A pension is distinct from a 401(k) or an IRA in that you don’t have an individual account in your name. Rather, you contribute money to a pool of funds that the plan-owner then invests on your behalf. It is available predominately for those that work in the public sector, in large corporations, or in the armed forces. Pensions are extensively regulated by the 1974 Employee Retirement Income Security Act (ERISA) and the Pension Benefit Guarantee Corporation (PBGC), which guarantees that employees will receive pension benefits even if employers default. Employer contributions to qualifying plans are tax deductible; employee contributions and growth is tax deferred until withdrawal. Pensions that do not qualify under the ERISA guidelines are usually those suited for high-level employees and executives. These are not backed by the PBGC or well suited for basic employee retirement plans.

There are two types of pension plans: a defined-benefit plan and a defined-contribution plan. In a defined-benefit plan you receive a certain payment amount based on years of service to the company. In a defined-contribution plan, you receive money based on the plan’s performance and how much you contributed. There has been a shift toward defined-benefit contribution plans since these are more predictable costs for employers.
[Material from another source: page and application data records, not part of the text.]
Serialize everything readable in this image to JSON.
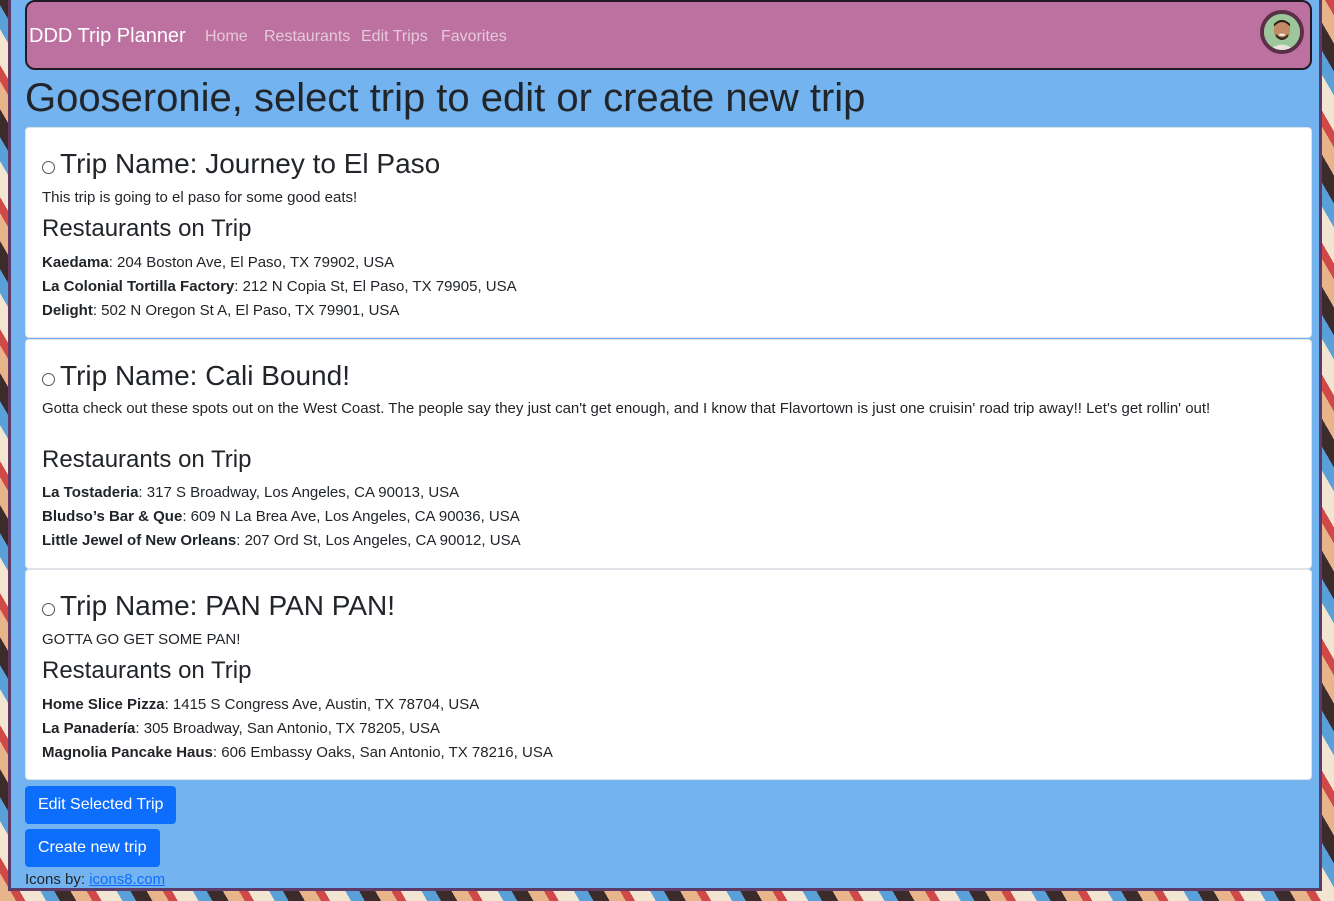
{
  "navbar": {
    "brand": "DDD Trip Planner",
    "links": [
      "Home",
      "Restaurants",
      "Edit Trips",
      "Favorites"
    ],
    "avatar": "user-avatar"
  },
  "page": {
    "title": "Gooseronie, select trip to edit or create new trip"
  },
  "section_label": "Restaurants on Trip",
  "trips": [
    {
      "name": "Trip Name: Journey to El Paso",
      "description": "This trip is going to el paso for some good eats!",
      "restaurants": [
        {
          "name": "Kaedama",
          "address": ": 204 Boston Ave, El Paso, TX 79902, USA"
        },
        {
          "name": "La Colonial Tortilla Factory",
          "address": ": 212 N Copia St, El Paso, TX 79905, USA"
        },
        {
          "name": "Delight",
          "address": ": 502 N Oregon St A, El Paso, TX 79901, USA"
        }
      ]
    },
    {
      "name": "Trip Name: Cali Bound!",
      "description": "Gotta check out these spots out on the West Coast. The people say they just can't get enough, and I know that Flavortown is just one cruisin' road trip away!! Let's get rollin' out!",
      "restaurants": [
        {
          "name": "La Tostaderia",
          "address": ": 317 S Broadway, Los Angeles, CA 90013, USA"
        },
        {
          "name": "Bludso’s Bar & Que",
          "address": ": 609 N La Brea Ave, Los Angeles, CA 90036, USA"
        },
        {
          "name": "Little Jewel of New Orleans",
          "address": ": 207 Ord St, Los Angeles, CA 90012, USA"
        }
      ]
    },
    {
      "name": "Trip Name: PAN PAN PAN!",
      "description": "GOTTA GO GET SOME PAN!",
      "restaurants": [
        {
          "name": "Home Slice Pizza",
          "address": ": 1415 S Congress Ave, Austin, TX 78704, USA"
        },
        {
          "name": "La Panadería",
          "address": ": 305 Broadway, San Antonio, TX 78205, USA"
        },
        {
          "name": "Magnolia Pancake Haus",
          "address": ": 606 Embassy Oaks, San Antonio, TX 78216, USA"
        }
      ]
    }
  ],
  "buttons": {
    "edit": "Edit Selected Trip",
    "create": "Create new trip"
  },
  "footer": {
    "prefix": "Icons by: ",
    "link": "icons8.com"
  },
  "colors": {
    "page_bg": "#73b3ef",
    "navbar_bg": "#bd71a1",
    "primary": "#0d6efd"
  }
}
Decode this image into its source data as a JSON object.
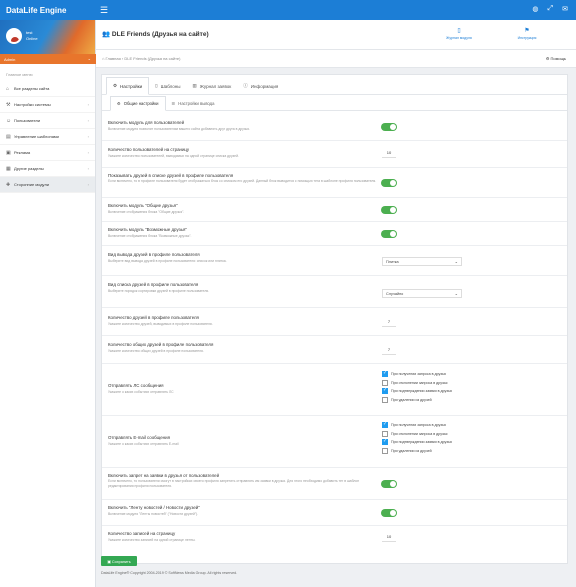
{
  "app": {
    "title": "DataLife Engine"
  },
  "topbar": {
    "icons": [
      "globe-icon",
      "expand-icon",
      "mail-icon"
    ]
  },
  "profile": {
    "name": "test",
    "status": "Online",
    "role": "Admin"
  },
  "nav": {
    "heading": "Главное меню",
    "items": [
      {
        "label": "Все разделы сайта",
        "icon": "home-icon"
      },
      {
        "label": "Настройки системы",
        "icon": "wrench-icon"
      },
      {
        "label": "Пользователи",
        "icon": "users-icon"
      },
      {
        "label": "Управление шаблонами",
        "icon": "template-icon"
      },
      {
        "label": "Реклама",
        "icon": "ad-icon"
      },
      {
        "label": "Другие разделы",
        "icon": "grid-icon"
      },
      {
        "label": "Сторонние модули",
        "icon": "puzzle-icon"
      }
    ]
  },
  "header": {
    "title": "DLE Friends (Друзья на сайте)",
    "btn1": "Журнал модуля",
    "btn2": "Инструкция"
  },
  "breadcrumbs": {
    "home": "Главная",
    "current": "DLE Friends (Друзья на сайте)",
    "help": "Помощь"
  },
  "tabs": [
    "Настройки",
    "Шаблоны",
    "Журнал заявок",
    "Информация"
  ],
  "subtabs": [
    "Общие настройки",
    "Настройки вывода"
  ],
  "settings": {
    "r1": {
      "title": "Включить модуль для пользователей",
      "desc": "Включение модуля позволит пользователям вашего сайта добавлять друг друга в друзья."
    },
    "r2": {
      "title": "Количество пользователей на страницу",
      "desc": "Укажите количество пользователей, выводимых на одной странице списка друзей.",
      "value": "10"
    },
    "r3": {
      "title": "Показывать друзей в списке друзей в профиле пользователя",
      "desc": "Если включено, то в профиле пользователя будет отображаться блок со списком его друзей. Данный блок выводится с помощью тега в шаблоне профиля пользователя."
    },
    "r4": {
      "title": "Включить модуль \"Общие друзья\"",
      "desc": "Включение отображения блока \"Общие друзья\"."
    },
    "r5": {
      "title": "Включить модуль \"Возможные друзья\"",
      "desc": "Включение отображения блока \"Возможные друзья\"."
    },
    "r6": {
      "title": "Вид вывода друзей в профиле пользователя",
      "desc": "Выберите вид вывода друзей в профиле пользователя: список или плитка.",
      "value": "Плитка"
    },
    "r7": {
      "title": "Вид списка друзей в профиле пользователя",
      "desc": "Выберите порядок сортировки друзей в профиле пользователя.",
      "value": "Случайно"
    },
    "r8": {
      "title": "Количество друзей в профиле пользователя",
      "desc": "Укажите количество друзей, выводимых в профиле пользователя.",
      "value": "7"
    },
    "r9": {
      "title": "Количество общих друзей в профиле пользователя",
      "desc": "Укажите количество общих друзей в профиле пользователя.",
      "value": "7"
    },
    "r10": {
      "title": "Отправлять ЛС сообщения",
      "desc": "Укажите о каких событиях отправлять ЛС",
      "options": [
        {
          "label": "При получении запроса в друзья",
          "checked": true
        },
        {
          "label": "При отклонении запроса в друзья",
          "checked": false
        },
        {
          "label": "При подтверждении заявки в друзья",
          "checked": true
        },
        {
          "label": "При удалении из друзей",
          "checked": false
        }
      ]
    },
    "r11": {
      "title": "Отправлять E-mail сообщения",
      "desc": "Укажите о каких событиях отправлять E-mail",
      "options": [
        {
          "label": "При получении запроса в друзья",
          "checked": true
        },
        {
          "label": "При отклонении запроса в друзья",
          "checked": false
        },
        {
          "label": "При подтверждении заявки в друзья",
          "checked": true
        },
        {
          "label": "При удалении из друзей",
          "checked": false
        }
      ]
    },
    "r12": {
      "title": "Включить запрет на заявки в друзья от пользователей",
      "desc": "Если включено, то пользователи смогут в настройках своего профиля запретить отправлять им заявки в друзья. Для этого необходимо добавить тег в шаблон редактирования профиля пользователя."
    },
    "r13": {
      "title": "Включить \"Ленту новостей / Новости друзей\"",
      "desc": "Включение модуля \"Ленты новостей\" (\"Новости друзей\")."
    },
    "r14": {
      "title": "Количество записей на страницу",
      "desc": "Укажите количество записей на одной странице ленты.",
      "value": "10"
    }
  },
  "save_label": "Сохранить",
  "footer": "DataLife Engine® Copyright 2004-2019 © SoftNews Media Group. All rights reserved."
}
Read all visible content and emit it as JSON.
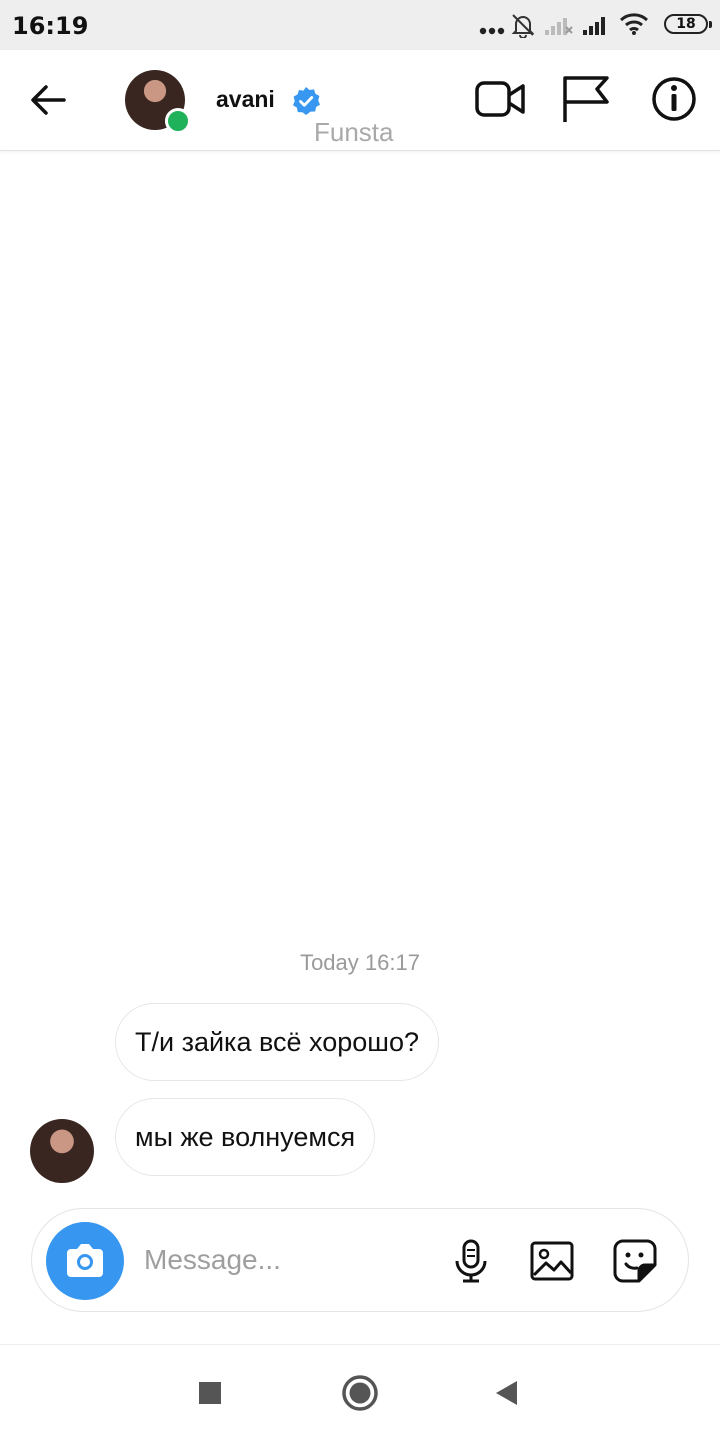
{
  "status_bar": {
    "time": "16:19",
    "battery": "18",
    "icons": [
      "dots-icon",
      "bell-muted-icon",
      "signal-weak-icon",
      "signal-icon",
      "wifi-icon",
      "battery-icon"
    ]
  },
  "header": {
    "username": "avani",
    "subtitle": "Funsta",
    "verified": true,
    "online": true,
    "icons": [
      "back-arrow-icon",
      "video-call-icon",
      "flag-icon",
      "info-icon"
    ]
  },
  "conversation": {
    "timestamp": "Today 16:17",
    "messages": [
      {
        "text": "Т/и зайка всё хорошо?"
      },
      {
        "text": "мы же волнуемся"
      }
    ]
  },
  "composer": {
    "placeholder": "Message...",
    "icons": [
      "camera-icon",
      "microphone-icon",
      "gallery-icon",
      "sticker-icon"
    ]
  },
  "navbar": {
    "icons": [
      "recents-square-icon",
      "home-circle-icon",
      "back-triangle-icon"
    ]
  },
  "colors": {
    "accent_blue": "#3797f0",
    "online_green": "#20b25a",
    "verified_blue": "#3897f0"
  }
}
Qualifying for a pension plan is very company specific. New workers are not offered pensions, but may be eligible after 5-10 years of service. A pension is essentially free money – no income is withheld from your salary when you receive a pension. Pensions are a complicated vehicle used to help employers retain good employees in a tax-advantages manner. Pensions can be passed on to a spouse at death through survivor benefits by trading the amount you receive throughout your retirement for greater longevity of the plan. Again, see your company’s specific benefits.

Annuity And Other Life Insurance Products

An annuity is a pension-like stream of income paid out at pre-arranged time intervals (monthly, weekly, quarterly, annually, etc.) during retirement for pre-set number of years. Annunities are funded by insurance companies. An annuity is similar to a traditional IRA in that both allow any earnings to grow tax deferred. There are no contribution limits and you can choose from many different annuity funds—single fund solutions and multi-fund solutions.

However, annuities have additional costs and expenses not found in IRAs.  Though their growth is advertised as tax-deferred, the income payments are taxed at ordinary tax rates. Annuities are highly illiquid, meaning you can’t sell your stake in them, and the payments cease on the date of death (this is called the “mortality premium”), cannot be overdrawn from in the case of unexpected medical expenses, limiting choices considerably.

There are three types of annuities: the fixed annuity, the variable annuity, and equity-index annuity. A fixed annuity is a vehicle in which the insurance company makes fixed monthly payments to a retiree and a variable annuity provides variable monthly payments depending on portfolio performance. An equity-index annuity is a vehicle through which your monthly payments are based on the changes in an equity index, such as the S&P 500 Composite Index.

The circumstances under which annuities are a good investment are very specific, and we warn against them unless you have contributed the maximum to your 401(k) and IRA plans already, expect to be in a lower tax bracket at retirement, and are unwilling to take any chances with anything but 100% guaranteed low-yield income vehicles.

Social Security

The final potential source of retirement income is Social Security. The Social Security program is a fairly straightforward retirement vehicle; every worker in the United States gets Social Security tax taken out of their paycheck in every pay period.

That tax goes into a pool of money that the Social Security Administration then disburses to anyone above the age of 62 who wants access. The payment you receive is determined by the average lifetime wages earned, with a maximum of $102,000 per year. One interesting point is that your regular monthly disbursement increases as you delay electing to receive Social Security payments.  The monthly Social Security payments increase as you delay from 62 up until age 70.

The five standard elements of retirement income should be the basis of your retirement planning.